TASK TO CARRY OUT
Search the entries below for "title". Report each line where it occurs.
-=-=-
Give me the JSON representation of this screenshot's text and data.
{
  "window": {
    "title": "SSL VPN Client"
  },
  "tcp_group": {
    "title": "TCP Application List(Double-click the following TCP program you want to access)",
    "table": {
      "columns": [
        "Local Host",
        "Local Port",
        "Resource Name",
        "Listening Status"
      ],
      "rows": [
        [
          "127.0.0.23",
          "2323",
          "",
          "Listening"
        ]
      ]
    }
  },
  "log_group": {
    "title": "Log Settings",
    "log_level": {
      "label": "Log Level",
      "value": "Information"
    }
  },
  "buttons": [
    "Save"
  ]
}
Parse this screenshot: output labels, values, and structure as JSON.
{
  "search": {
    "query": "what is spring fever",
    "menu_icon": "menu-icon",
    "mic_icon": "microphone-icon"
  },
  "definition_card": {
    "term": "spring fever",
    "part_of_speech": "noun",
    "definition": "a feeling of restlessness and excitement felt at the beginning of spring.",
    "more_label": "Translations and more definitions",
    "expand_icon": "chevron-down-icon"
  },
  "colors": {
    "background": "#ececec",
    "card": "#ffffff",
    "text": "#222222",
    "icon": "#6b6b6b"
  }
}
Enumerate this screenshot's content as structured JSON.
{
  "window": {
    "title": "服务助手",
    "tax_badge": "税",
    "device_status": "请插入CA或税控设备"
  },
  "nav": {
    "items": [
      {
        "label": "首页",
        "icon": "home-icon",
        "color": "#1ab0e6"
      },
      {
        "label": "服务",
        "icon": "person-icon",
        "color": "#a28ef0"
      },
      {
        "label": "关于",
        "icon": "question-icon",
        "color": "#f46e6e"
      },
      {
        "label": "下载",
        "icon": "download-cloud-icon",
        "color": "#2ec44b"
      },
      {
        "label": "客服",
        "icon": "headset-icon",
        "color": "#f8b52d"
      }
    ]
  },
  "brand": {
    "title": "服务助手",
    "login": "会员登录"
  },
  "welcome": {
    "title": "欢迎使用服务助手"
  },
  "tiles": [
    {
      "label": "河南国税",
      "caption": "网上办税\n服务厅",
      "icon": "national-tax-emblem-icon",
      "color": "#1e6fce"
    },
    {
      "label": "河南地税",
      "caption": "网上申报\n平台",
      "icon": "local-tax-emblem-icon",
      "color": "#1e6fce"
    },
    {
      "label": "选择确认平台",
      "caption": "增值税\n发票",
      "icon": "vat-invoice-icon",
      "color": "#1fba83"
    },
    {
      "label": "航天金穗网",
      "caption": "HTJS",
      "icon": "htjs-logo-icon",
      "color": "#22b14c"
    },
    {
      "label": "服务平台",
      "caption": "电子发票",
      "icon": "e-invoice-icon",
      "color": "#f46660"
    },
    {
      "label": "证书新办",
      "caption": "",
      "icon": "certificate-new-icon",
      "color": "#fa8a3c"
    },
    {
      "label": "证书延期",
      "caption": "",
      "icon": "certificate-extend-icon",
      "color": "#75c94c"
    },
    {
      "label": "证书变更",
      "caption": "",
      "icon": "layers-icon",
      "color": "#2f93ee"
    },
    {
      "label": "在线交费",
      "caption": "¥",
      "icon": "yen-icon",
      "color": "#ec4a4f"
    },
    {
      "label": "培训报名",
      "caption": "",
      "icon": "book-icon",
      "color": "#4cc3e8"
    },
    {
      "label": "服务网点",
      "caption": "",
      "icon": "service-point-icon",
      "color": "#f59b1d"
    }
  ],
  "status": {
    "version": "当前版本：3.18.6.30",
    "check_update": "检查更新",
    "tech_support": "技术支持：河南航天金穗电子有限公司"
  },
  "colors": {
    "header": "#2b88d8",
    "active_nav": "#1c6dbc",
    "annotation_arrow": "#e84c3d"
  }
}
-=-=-
RESULT FOR THIS EXERCISE
    "title": "SSL VPN Client"
    "title": "TCP Application List(Double-click the following TCP program you want to access)",
    "title": "Log Settings",
    "title": "服务助手",
    "title": "服务助手",
    "title": "欢迎使用服务助手"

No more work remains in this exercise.